--- START ---
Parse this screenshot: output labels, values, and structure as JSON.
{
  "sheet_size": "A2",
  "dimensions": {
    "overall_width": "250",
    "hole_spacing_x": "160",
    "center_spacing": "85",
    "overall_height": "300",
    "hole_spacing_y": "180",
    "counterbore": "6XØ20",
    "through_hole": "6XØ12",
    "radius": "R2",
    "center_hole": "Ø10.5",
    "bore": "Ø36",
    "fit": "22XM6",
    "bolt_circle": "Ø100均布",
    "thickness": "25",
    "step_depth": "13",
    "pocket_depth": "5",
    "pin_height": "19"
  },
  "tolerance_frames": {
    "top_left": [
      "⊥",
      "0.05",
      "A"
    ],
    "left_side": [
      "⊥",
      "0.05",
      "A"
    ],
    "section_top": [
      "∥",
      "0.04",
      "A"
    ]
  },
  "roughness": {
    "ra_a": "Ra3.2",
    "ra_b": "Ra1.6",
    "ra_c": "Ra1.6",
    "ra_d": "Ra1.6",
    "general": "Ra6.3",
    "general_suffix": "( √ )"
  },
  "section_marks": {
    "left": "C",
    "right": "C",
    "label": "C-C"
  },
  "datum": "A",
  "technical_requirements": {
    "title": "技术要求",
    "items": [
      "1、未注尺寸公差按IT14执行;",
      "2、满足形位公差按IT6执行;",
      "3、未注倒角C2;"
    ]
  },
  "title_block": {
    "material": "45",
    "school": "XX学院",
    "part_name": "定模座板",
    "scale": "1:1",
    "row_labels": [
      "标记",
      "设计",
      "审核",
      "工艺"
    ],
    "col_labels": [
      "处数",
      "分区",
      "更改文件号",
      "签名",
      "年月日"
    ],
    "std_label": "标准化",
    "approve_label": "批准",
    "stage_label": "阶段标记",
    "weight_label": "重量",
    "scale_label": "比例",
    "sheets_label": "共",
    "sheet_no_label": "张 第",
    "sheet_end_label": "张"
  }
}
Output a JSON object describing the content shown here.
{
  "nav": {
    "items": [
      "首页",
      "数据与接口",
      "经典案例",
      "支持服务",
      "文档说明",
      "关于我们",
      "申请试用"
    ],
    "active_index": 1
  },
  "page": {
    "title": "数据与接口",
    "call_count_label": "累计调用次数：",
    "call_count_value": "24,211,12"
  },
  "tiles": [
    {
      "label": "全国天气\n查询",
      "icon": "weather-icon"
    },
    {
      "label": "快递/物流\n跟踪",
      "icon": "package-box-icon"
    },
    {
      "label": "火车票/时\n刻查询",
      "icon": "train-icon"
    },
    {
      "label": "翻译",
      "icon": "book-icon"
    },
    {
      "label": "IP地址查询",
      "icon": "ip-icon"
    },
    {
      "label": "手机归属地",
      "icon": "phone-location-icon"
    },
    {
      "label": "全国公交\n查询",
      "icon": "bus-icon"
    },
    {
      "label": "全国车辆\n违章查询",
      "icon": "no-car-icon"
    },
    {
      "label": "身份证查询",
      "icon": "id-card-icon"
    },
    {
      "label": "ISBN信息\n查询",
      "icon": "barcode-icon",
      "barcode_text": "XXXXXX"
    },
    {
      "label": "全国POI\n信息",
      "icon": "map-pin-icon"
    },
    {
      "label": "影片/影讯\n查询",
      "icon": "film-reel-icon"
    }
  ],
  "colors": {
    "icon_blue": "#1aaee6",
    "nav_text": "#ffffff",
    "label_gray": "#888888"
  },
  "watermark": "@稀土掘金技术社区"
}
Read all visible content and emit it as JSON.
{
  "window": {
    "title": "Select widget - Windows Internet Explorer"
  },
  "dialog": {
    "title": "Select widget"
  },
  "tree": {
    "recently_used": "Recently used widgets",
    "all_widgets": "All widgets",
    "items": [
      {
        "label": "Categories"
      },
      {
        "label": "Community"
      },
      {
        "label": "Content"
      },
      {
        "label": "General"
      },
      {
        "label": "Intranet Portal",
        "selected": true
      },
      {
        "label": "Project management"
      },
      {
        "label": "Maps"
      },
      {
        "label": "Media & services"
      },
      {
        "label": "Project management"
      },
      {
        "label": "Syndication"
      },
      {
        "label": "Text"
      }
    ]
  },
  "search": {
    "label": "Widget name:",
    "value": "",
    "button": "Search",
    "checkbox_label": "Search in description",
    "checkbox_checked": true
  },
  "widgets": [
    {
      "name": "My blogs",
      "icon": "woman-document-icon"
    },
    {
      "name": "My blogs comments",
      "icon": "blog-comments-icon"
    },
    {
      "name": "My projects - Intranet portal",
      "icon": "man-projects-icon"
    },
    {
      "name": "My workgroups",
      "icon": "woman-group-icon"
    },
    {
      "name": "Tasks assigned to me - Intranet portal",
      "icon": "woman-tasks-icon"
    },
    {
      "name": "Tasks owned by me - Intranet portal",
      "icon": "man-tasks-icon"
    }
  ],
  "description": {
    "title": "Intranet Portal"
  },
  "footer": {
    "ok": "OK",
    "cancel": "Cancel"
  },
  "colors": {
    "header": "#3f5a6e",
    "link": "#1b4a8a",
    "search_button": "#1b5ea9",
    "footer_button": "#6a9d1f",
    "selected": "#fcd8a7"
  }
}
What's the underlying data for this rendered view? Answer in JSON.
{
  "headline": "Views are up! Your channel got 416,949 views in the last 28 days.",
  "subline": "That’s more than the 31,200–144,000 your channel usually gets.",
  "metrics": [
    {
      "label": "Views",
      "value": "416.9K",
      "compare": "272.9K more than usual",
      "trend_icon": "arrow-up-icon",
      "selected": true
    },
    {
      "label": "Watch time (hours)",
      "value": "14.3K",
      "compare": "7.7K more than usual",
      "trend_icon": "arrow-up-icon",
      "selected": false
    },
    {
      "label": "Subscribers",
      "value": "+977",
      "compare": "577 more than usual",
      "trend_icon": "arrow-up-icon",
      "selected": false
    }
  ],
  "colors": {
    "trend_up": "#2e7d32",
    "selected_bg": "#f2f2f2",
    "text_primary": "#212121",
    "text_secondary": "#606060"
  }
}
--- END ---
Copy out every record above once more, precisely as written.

== RESULT OF THIS TASK ==
Parse this screenshot: output labels, values, and structure as JSON.
{
  "sheet_size": "A2",
  "dimensions": {
    "overall_width": "250",
    "hole_spacing_x": "160",
    "center_spacing": "85",
    "overall_height": "300",
    "hole_spacing_y": "180",
    "counterbore": "6XØ20",
    "through_hole": "6XØ12",
    "radius": "R2",
    "center_hole": "Ø10.5",
    "bore": "Ø36",
    "fit": "22XM6",
    "bolt_circle": "Ø100均布",
    "thickness": "25",
    "step_depth": "13",
    "pocket_depth": "5",
    "pin_height": "19"
  },
  "tolerance_frames": {
    "top_left": [
      "⊥",
      "0.05",
      "A"
    ],
    "left_side": [
      "⊥",
      "0.05",
      "A"
    ],
    "section_top": [
      "∥",
      "0.04",
      "A"
    ]
  },
  "roughness": {
    "ra_a": "Ra3.2",
    "ra_b": "Ra1.6",
    "ra_c": "Ra1.6",
    "ra_d": "Ra1.6",
    "general": "Ra6.3",
    "general_suffix": "( √ )"
  },
  "section_marks": {
    "left": "C",
    "right": "C",
    "label": "C-C"
  },
  "datum": "A",
  "technical_requirements": {
    "title": "技术要求",
    "items": [
      "1、未注尺寸公差按IT14执行;",
      "2、满足形位公差按IT6执行;",
      "3、未注倒角C2;"
    ]
  },
  "title_block": {
    "material": "45",
    "school": "XX学院",
    "part_name": "定模座板",
    "scale": "1:1",
    "row_labels": [
      "标记",
      "设计",
      "审核",
      "工艺"
    ],
    "col_labels": [
      "处数",
      "分区",
      "更改文件号",
      "签名",
      "年月日"
    ],
    "std_label": "标准化",
    "approve_label": "批准",
    "stage_label": "阶段标记",
    "weight_label": "重量",
    "scale_label": "比例",
    "sheets_label": "共",
    "sheet_no_label": "张 第",
    "sheet_end_label": "张"
  }
}
Output a JSON object describing the content shown here.
{
  "nav": {
    "items": [
      "首页",
      "数据与接口",
      "经典案例",
      "支持服务",
      "文档说明",
      "关于我们",
      "申请试用"
    ],
    "active_index": 1
  },
  "page": {
    "title": "数据与接口",
    "call_count_label": "累计调用次数：",
    "call_count_value": "24,211,12"
  },
  "tiles": [
    {
      "label": "全国天气\n查询",
      "icon": "weather-icon"
    },
    {
      "label": "快递/物流\n跟踪",
      "icon": "package-box-icon"
    },
    {
      "label": "火车票/时\n刻查询",
      "icon": "train-icon"
    },
    {
      "label": "翻译",
      "icon": "book-icon"
    },
    {
      "label": "IP地址查询",
      "icon": "ip-icon"
    },
    {
      "label": "手机归属地",
      "icon": "phone-location-icon"
    },
    {
      "label": "全国公交\n查询",
      "icon": "bus-icon"
    },
    {
      "label": "全国车辆\n违章查询",
      "icon": "no-car-icon"
    },
    {
      "label": "身份证查询",
      "icon": "id-card-icon"
    },
    {
      "label": "ISBN信息\n查询",
      "icon": "barcode-icon",
      "barcode_text": "XXXXXX"
    },
    {
      "label": "全国POI\n信息",
      "icon": "map-pin-icon"
    },
    {
      "label": "影片/影讯\n查询",
      "icon": "film-reel-icon"
    }
  ],
  "colors": {
    "icon_blue": "#1aaee6",
    "nav_text": "#ffffff",
    "label_gray": "#888888"
  },
  "watermark": "@稀土掘金技术社区"
}
Read all visible content and emit it as JSON.
{
  "window": {
    "title": "Select widget - Windows Internet Explorer"
  },
  "dialog": {
    "title": "Select widget"
  },
  "tree": {
    "recently_used": "Recently used widgets",
    "all_widgets": "All widgets",
    "items": [
      {
        "label": "Categories"
      },
      {
        "label": "Community"
      },
      {
        "label": "Content"
      },
      {
        "label": "General"
      },
      {
        "label": "Intranet Portal",
        "selected": true
      },
      {
        "label": "Project management"
      },
      {
        "label": "Maps"
      },
      {
        "label": "Media & services"
      },
      {
        "label": "Project management"
      },
      {
        "label": "Syndication"
      },
      {
        "label": "Text"
      }
    ]
  },
  "search": {
    "label": "Widget name:",
    "value": "",
    "button": "Search",
    "checkbox_label": "Search in description",
    "checkbox_checked": true
  },
  "widgets": [
    {
      "name": "My blogs",
      "icon": "woman-document-icon"
    },
    {
      "name": "My blogs comments",
      "icon": "blog-comments-icon"
    },
    {
      "name": "My projects - Intranet portal",
      "icon": "man-projects-icon"
    },
    {
      "name": "My workgroups",
      "icon": "woman-group-icon"
    },
    {
      "name": "Tasks assigned to me - Intranet portal",
      "icon": "woman-tasks-icon"
    },
    {
      "name": "Tasks owned by me - Intranet portal",
      "icon": "man-tasks-icon"
    }
  ],
  "description": {
    "title": "Intranet Portal"
  },
  "footer": {
    "ok": "OK",
    "cancel": "Cancel"
  },
  "colors": {
    "header": "#3f5a6e",
    "link": "#1b4a8a",
    "search_button": "#1b5ea9",
    "footer_button": "#6a9d1f",
    "selected": "#fcd8a7"
  }
}
What's the underlying data for this rendered view? Answer in JSON.
{
  "headline": "Views are up! Your channel got 416,949 views in the last 28 days.",
  "subline": "That’s more than the 31,200–144,000 your channel usually gets.",
  "metrics": [
    {
      "label": "Views",
      "value": "416.9K",
      "compare": "272.9K more than usual",
      "trend_icon": "arrow-up-icon",
      "selected": true
    },
    {
      "label": "Watch time (hours)",
      "value": "14.3K",
      "compare": "7.7K more than usual",
      "trend_icon": "arrow-up-icon",
      "selected": false
    },
    {
      "label": "Subscribers",
      "value": "+977",
      "compare": "577 more than usual",
      "trend_icon": "arrow-up-icon",
      "selected": false
    }
  ],
  "colors": {
    "trend_up": "#2e7d32",
    "selected_bg": "#f2f2f2",
    "text_primary": "#212121",
    "text_secondary": "#606060"
  }
}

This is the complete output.